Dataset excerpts
-.-.-
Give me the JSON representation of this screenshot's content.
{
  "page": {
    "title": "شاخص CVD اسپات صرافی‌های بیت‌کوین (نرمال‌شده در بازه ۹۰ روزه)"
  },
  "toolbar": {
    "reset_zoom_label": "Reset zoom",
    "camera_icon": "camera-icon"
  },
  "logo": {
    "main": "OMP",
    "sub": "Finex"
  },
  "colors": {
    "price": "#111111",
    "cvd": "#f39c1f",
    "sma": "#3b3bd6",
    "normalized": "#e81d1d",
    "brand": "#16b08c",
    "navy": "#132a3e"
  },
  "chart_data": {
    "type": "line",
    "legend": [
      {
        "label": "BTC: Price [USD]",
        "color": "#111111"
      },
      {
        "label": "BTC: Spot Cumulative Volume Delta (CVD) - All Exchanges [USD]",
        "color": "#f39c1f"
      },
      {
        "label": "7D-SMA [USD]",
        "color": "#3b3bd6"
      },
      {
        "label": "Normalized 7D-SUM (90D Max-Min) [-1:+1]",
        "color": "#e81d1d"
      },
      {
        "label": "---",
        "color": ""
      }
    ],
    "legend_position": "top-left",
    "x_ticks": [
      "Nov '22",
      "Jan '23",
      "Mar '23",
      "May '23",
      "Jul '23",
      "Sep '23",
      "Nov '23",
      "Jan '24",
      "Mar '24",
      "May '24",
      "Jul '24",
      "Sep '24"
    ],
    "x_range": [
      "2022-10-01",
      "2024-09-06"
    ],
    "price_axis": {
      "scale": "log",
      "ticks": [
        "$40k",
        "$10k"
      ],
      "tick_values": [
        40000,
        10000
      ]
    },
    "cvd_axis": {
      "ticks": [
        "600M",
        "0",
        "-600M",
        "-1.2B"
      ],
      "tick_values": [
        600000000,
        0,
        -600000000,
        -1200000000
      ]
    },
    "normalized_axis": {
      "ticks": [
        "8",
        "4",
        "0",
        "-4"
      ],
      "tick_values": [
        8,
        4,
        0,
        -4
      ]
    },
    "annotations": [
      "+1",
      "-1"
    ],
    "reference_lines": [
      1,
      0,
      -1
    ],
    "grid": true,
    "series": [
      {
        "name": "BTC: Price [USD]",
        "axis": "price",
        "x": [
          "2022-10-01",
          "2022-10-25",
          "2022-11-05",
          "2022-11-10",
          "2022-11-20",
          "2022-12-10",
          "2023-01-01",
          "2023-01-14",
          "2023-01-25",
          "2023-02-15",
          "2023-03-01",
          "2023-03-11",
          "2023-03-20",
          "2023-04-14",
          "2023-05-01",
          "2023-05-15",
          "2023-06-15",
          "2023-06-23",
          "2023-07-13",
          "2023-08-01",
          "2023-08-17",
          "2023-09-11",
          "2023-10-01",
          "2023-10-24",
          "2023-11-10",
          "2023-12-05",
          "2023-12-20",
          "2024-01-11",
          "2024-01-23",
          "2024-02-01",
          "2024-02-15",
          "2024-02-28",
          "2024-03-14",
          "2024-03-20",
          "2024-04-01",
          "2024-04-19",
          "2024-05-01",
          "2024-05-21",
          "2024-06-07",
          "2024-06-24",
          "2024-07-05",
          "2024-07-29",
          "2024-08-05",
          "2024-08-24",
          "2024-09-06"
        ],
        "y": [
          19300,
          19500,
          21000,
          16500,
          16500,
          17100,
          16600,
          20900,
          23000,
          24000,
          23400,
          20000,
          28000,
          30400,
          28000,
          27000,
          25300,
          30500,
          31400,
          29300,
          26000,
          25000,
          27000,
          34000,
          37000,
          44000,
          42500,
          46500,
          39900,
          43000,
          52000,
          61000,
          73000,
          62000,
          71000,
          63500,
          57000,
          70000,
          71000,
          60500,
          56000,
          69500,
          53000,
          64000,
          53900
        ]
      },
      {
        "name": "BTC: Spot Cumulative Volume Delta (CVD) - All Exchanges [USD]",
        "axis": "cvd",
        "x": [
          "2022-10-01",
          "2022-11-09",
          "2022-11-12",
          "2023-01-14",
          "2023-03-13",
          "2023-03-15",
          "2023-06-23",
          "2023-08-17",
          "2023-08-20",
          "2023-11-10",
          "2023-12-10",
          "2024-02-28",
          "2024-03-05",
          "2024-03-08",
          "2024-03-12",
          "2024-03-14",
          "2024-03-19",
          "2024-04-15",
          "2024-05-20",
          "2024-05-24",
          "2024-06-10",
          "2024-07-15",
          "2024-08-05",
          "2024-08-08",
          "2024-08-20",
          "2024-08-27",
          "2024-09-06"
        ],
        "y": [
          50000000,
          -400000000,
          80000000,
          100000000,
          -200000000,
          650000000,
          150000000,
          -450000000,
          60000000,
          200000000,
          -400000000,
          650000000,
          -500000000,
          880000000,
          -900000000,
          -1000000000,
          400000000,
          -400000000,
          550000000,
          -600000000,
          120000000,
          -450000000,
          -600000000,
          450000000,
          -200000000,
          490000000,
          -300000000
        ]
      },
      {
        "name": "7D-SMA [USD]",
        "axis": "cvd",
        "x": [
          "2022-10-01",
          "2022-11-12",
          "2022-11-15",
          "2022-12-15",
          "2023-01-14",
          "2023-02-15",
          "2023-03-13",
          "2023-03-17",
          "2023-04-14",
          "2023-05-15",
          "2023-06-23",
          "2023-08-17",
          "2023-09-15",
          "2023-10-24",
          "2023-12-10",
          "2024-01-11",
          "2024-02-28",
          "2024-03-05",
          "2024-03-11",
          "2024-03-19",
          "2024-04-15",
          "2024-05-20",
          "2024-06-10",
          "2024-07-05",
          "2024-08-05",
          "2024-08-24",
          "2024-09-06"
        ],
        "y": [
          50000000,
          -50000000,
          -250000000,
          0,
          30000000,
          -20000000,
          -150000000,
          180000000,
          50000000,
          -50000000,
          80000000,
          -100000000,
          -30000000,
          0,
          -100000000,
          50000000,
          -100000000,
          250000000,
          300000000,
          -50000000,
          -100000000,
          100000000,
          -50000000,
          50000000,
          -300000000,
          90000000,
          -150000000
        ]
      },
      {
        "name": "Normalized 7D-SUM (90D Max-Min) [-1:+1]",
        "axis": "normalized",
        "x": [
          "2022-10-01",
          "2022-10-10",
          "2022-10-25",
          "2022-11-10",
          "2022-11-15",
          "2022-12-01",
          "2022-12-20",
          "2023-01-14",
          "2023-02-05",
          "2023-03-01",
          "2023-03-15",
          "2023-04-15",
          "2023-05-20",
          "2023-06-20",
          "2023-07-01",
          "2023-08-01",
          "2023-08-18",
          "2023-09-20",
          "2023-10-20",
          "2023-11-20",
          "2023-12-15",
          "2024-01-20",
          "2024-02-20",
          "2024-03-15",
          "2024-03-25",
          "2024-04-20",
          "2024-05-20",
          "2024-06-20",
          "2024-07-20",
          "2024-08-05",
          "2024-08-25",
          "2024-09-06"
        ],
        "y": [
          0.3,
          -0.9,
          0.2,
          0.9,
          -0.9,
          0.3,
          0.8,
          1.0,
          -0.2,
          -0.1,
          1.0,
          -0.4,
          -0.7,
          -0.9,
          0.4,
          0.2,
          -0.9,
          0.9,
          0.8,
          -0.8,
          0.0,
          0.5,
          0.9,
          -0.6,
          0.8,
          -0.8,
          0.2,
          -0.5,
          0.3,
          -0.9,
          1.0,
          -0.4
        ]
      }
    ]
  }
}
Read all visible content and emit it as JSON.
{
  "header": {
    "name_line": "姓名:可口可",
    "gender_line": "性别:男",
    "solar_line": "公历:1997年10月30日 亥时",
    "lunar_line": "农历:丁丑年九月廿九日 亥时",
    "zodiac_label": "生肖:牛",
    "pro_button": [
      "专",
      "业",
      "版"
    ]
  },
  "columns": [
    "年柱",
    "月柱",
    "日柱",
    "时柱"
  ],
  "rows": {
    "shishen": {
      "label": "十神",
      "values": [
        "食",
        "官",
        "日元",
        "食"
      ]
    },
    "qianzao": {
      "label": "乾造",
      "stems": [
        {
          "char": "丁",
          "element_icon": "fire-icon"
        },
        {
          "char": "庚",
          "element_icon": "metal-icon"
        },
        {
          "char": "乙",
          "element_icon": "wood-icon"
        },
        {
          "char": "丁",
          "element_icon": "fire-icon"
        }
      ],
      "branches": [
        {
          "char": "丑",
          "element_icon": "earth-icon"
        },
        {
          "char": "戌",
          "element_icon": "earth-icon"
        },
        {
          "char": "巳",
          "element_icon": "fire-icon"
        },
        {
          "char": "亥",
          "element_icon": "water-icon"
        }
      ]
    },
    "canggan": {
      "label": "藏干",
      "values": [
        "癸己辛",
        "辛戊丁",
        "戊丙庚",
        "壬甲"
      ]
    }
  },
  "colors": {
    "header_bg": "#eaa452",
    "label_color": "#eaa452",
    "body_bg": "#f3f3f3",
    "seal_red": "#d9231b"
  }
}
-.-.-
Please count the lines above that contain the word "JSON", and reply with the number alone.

2